CENTER STAGE The women of Les Misérables.
Decide for yourself as the touring production peoples the barricades through November 6 at the Providence Performing Arts Center. As for me, I'll enjoy being swept along by this whitewater raft of a musical whenever it comes through town every few years. Sentimentality, even this exciting, never killed anyone.
Based on the namesake 1862 novel by Victor Hugo, it has music by Claude-Michel Schönberg (Miss Saigon, Martin Guerre), lyrics by Alain Boublil (translated and adapted for the English libretto by Herbert Kretzmer), and book by Schönberg, Boublil, producer Trevor Nunn (Copenhagen, Noises Off), and Shakespearean John Caird. Premiering in Paris in 1980, it came to Broadway in 1987 — remaining through 2003 — and has been touring periodically ever since, propelled by its initial Tony Award trifecta of Best Musical, Best Book, and Best Score.
As stories go, it has enough variety among characters for widespread identification, from student revolutionaries to sober factory workers, from prostitutes to bourgeoisie. It begins in a Toulon prison, where Jean Valjean (J. Mark McVey) is being released. He has served 19 years: five for stealing a loaf of bread for his sister's starving family and the rest for trying to escape. His freedom has its limitations, though. By law he must show yellow identification papers that reveal he is on parole, and as such he will remain a pariah whom few will hire.
Pressed by bitterness and his situation to steal again, he does so from a compassionate bishop who has given him food and shelter. He is quickly caught by the police and brought to the cleric, who lies and says that the silver candlesticks were a gift to the pauper. Shamed into an honest life by this second chance, he hides the fact of his parole, changes his name and eventually becomes a model citizen.

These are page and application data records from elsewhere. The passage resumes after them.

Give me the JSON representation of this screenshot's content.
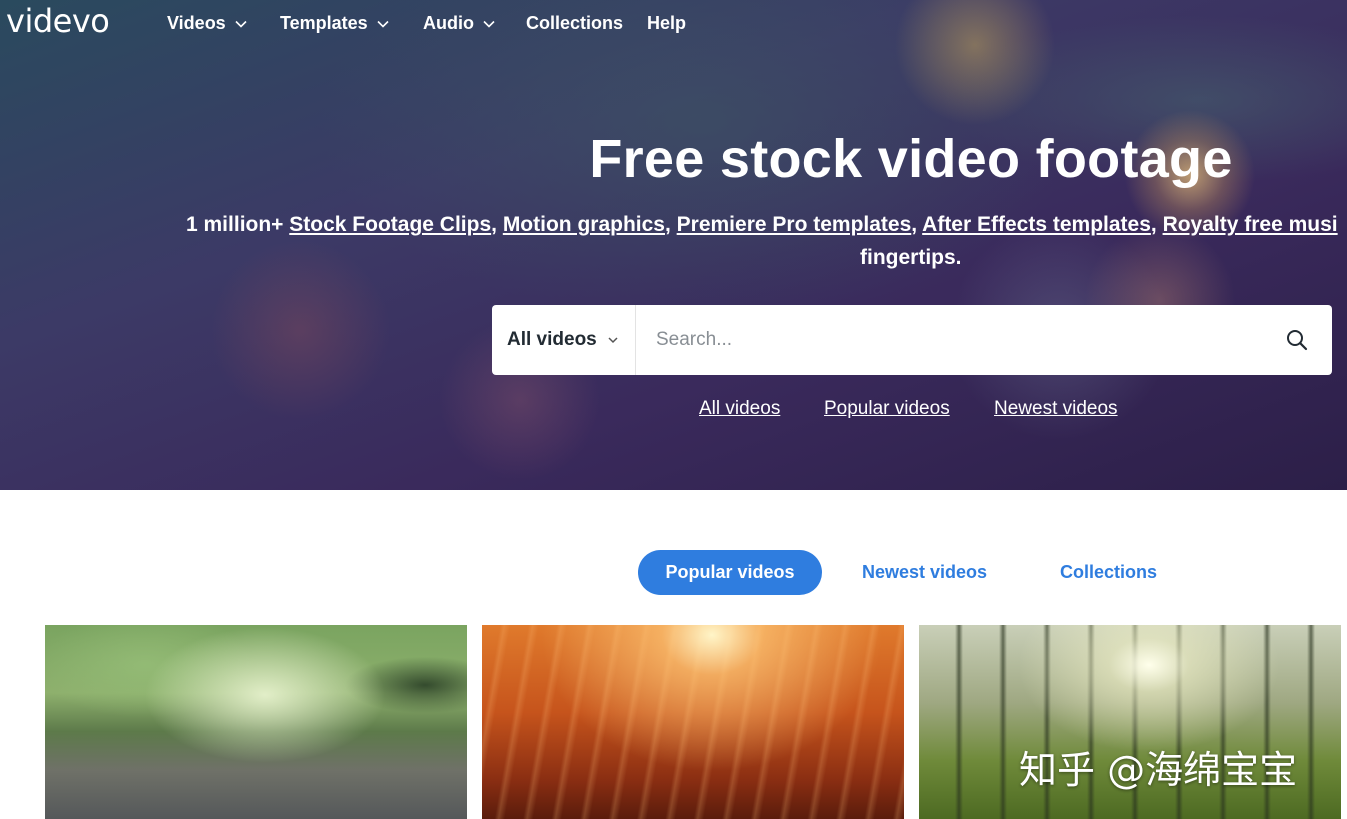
{
  "brand": {
    "logo": "videvo"
  },
  "nav": {
    "items": [
      {
        "label": "Videos",
        "has_dropdown": true
      },
      {
        "label": "Templates",
        "has_dropdown": true
      },
      {
        "label": "Audio",
        "has_dropdown": true
      },
      {
        "label": "Collections",
        "has_dropdown": false
      },
      {
        "label": "Help",
        "has_dropdown": false
      }
    ]
  },
  "hero": {
    "title": "Free stock video footage",
    "subtitle_prefix": "1 million+ ",
    "subtitle_links": [
      "Stock Footage Clips",
      "Motion graphics",
      "Premiere Pro templates",
      "After Effects templates",
      "Royalty free musi"
    ],
    "subtitle_sep": ", ",
    "subtitle_line2": "fingertips."
  },
  "search": {
    "category": "All videos",
    "placeholder": "Search...",
    "icon": "search-icon"
  },
  "quick_links": [
    "All videos",
    "Popular videos",
    "Newest videos"
  ],
  "tabs": {
    "active": "Popular videos",
    "others": [
      "Newest videos",
      "Collections"
    ]
  },
  "watermark": "知乎 @海绵宝宝",
  "colors": {
    "accent": "#2f7ddf",
    "hero_bg": "#3a2a5c",
    "text_light": "#ffffff"
  }
}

After eight years he has become the wealthy Monsieur Madeleine, a factory owner and mayor of Montreuil-sur-Mer, no less. Prosperity has changed his appearance so much that Javert (Andrew Varela), the policeman who paroled him and is thereby responsible for his capture, no longer recognizes him when they meet. However, though Javert becomes suspicious when the mayor displays extraordinary strength in rescuing a man under a cart, reminding him of Valjean, the escaped convict risks his freedom once again with yet another act of selflessness.
Needless to say, over the three hours required to convey the 1200-page novel, further injustices, dangers to good people, and benefits to evil people abound, as do a wealth of powerful songs to match the large emotions portrayed. The songs blend operatically into the dialogue, a la recitative.
As a factory boss, Valjean was responsible for the unjust death of Fantine (Betsy Morgan) and the probable dire fate of her young daughter Cossette (Maya Jade Frank), so he becomes her guardian. The child was being carelessly cared for by the comically villainous Thénardier (Richard Vida, Shawna M. Hamic), whose eventual revolving poverty and wealth represent that of the country. The hopeless conditions of factory workers and the unemployed are conveyed by the desperate "At the End of the Day," as unrealistic hope is by Fantine's "I Dreamed a Dream" and Cosette's "Castle On a Cloud."